» **EXERCISE REQUIREMENTS**: State how many lines in the following entries hold the word "Emosi". The reply is that number only.

» **SOURCE RECORDS**:
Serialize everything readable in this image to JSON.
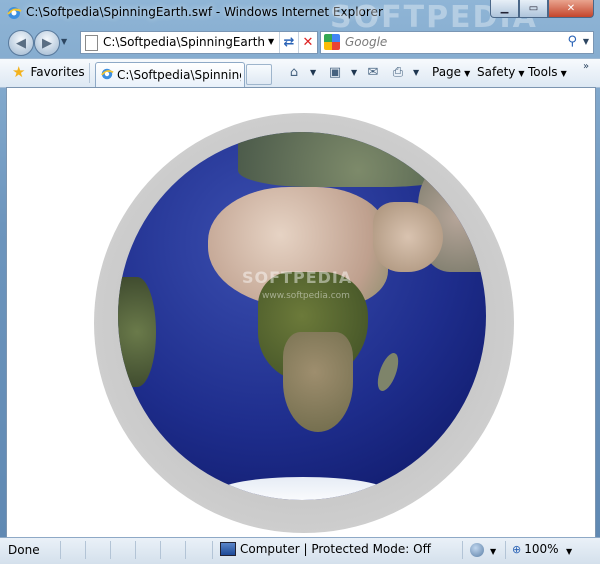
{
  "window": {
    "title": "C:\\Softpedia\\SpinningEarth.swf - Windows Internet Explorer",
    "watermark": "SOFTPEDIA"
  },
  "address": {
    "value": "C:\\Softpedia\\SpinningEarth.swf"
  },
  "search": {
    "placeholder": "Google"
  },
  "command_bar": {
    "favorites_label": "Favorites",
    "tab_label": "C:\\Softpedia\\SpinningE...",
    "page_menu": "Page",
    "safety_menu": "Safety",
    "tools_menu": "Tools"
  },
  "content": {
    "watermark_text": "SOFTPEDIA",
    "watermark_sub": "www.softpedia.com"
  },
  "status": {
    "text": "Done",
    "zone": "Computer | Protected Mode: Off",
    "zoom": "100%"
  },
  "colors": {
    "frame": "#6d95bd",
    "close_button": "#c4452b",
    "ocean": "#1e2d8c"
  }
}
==
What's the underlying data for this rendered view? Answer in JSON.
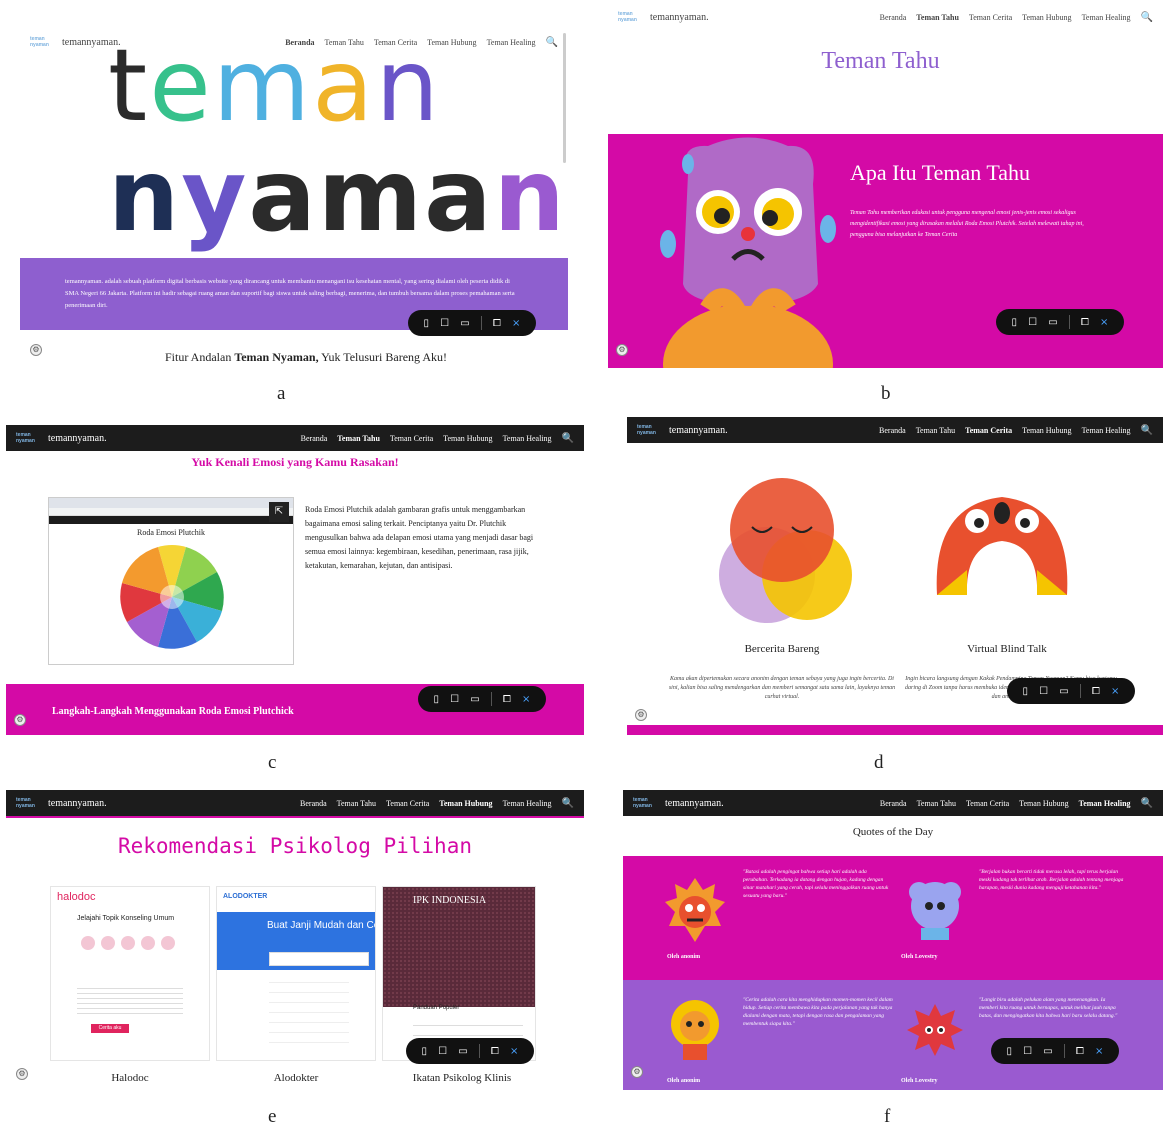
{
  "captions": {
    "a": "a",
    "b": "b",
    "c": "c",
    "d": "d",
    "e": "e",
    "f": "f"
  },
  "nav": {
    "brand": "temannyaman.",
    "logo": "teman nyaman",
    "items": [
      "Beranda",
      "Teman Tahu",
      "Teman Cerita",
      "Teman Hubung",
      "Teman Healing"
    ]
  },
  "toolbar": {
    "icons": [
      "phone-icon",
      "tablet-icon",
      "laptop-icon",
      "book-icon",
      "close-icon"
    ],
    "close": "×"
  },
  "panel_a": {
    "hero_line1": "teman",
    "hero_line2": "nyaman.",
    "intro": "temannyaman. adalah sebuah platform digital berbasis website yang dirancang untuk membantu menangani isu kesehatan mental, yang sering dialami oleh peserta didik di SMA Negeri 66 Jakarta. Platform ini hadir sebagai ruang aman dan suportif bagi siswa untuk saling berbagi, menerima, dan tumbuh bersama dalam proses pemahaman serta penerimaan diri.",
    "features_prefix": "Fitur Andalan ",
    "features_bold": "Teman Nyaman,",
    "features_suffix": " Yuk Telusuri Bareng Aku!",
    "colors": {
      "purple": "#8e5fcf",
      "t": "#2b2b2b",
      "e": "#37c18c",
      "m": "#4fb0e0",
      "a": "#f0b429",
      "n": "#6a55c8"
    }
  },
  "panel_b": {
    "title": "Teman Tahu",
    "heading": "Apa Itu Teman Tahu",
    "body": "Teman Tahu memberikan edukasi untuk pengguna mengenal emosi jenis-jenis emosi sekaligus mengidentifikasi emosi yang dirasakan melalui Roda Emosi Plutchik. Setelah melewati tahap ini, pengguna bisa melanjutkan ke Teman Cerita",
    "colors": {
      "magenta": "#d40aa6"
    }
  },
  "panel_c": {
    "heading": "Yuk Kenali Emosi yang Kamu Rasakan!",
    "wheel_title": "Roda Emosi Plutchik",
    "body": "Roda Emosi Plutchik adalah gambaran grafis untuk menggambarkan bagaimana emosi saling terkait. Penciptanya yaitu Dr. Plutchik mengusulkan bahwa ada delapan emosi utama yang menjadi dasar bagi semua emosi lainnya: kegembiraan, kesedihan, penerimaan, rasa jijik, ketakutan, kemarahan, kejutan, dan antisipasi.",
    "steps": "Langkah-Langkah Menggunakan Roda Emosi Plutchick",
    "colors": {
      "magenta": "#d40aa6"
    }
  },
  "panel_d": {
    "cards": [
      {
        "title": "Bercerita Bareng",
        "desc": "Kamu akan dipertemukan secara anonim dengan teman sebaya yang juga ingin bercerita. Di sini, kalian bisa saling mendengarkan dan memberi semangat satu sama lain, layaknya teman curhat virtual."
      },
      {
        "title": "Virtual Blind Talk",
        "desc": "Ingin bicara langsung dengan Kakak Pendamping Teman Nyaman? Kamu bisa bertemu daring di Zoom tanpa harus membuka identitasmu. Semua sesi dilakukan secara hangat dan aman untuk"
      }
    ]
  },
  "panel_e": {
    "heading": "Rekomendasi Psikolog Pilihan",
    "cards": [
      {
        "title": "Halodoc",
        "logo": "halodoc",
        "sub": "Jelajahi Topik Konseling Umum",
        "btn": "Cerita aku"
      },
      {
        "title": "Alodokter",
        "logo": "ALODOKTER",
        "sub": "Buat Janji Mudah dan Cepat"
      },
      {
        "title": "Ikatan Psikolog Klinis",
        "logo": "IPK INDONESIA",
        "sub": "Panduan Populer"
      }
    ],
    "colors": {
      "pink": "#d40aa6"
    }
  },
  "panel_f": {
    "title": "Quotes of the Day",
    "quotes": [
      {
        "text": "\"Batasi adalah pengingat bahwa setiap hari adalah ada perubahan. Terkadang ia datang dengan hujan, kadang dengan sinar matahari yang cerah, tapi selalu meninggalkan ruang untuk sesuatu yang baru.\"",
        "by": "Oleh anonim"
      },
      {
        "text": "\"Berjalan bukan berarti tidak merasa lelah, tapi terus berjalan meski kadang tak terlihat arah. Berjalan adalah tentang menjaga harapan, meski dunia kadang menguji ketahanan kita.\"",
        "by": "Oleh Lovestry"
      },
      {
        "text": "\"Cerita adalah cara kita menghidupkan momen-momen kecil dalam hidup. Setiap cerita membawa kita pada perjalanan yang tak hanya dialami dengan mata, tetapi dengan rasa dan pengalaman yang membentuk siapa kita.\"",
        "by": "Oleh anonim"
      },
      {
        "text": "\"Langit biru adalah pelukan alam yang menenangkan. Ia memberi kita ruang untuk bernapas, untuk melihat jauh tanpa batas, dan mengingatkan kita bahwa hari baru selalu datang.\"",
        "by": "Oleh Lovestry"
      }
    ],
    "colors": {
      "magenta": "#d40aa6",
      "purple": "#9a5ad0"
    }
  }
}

» **FINISHED EXERCISE**: 5